Charity Singleton Craig is a writer, author, and speaker, helping readers grow in their faith and experience true hope in the middle of life’s joys and sorrows. She is the author of My Year in Words: what I learned from choosing one word a week for one year and coauthor of On Being a Writer: 12 Simple Habits for a Writing Life That Lasts.


  • Charity Singleton ,

    LL — I know.

    S and S — I like that, “Days when memories are made.” I would like every day to be that way, I guess. But they aren’t always, are they?

    Ann — Would love to see that cookbook. Those step by step instructions from the heart are how I learned to cook from my mom.

    • Ann Kroeker ,

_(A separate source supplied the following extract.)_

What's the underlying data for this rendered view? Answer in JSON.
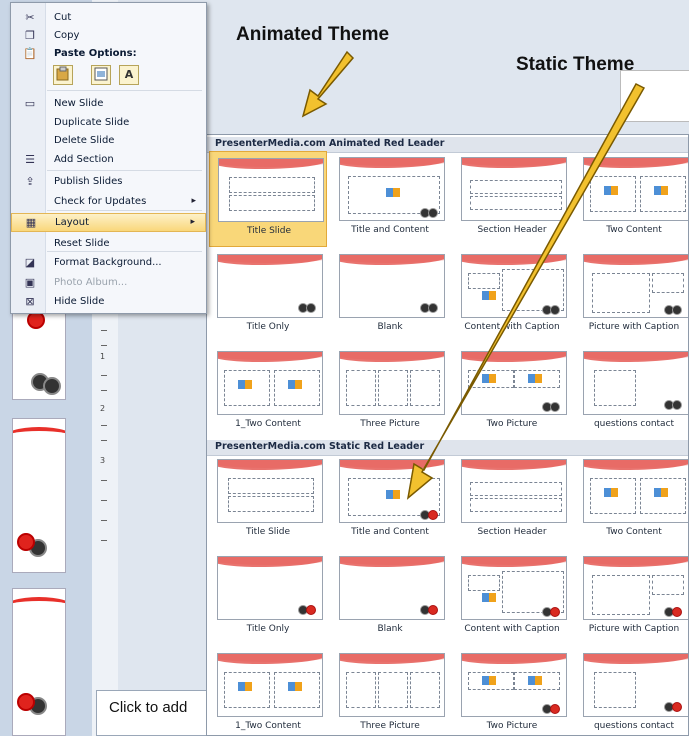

      I love this from the story of the picking, sweating, and wondering, to the baking and eating!

      It would be so worth it if I could have joined you and your friend for a piece! 🙂

      Oh, and I love how you explained how to make the pie. Someday I’ll have to post (on a Friday) the fun instructions I use for apple pies from an old-fashioned cookbook. It’s in the same conversational style, which feels like I’m hanging out in the kitchen with a friend as she explains her process…her secrets.

      • Single and Sane ,

        The pie looks wonderful and I love how you told the story behind the pie! Days when memories are made are the best kind.

        Margaret

        • L.L. Barkat ,

          Ohhhhhhh… yum. Way too. 🙂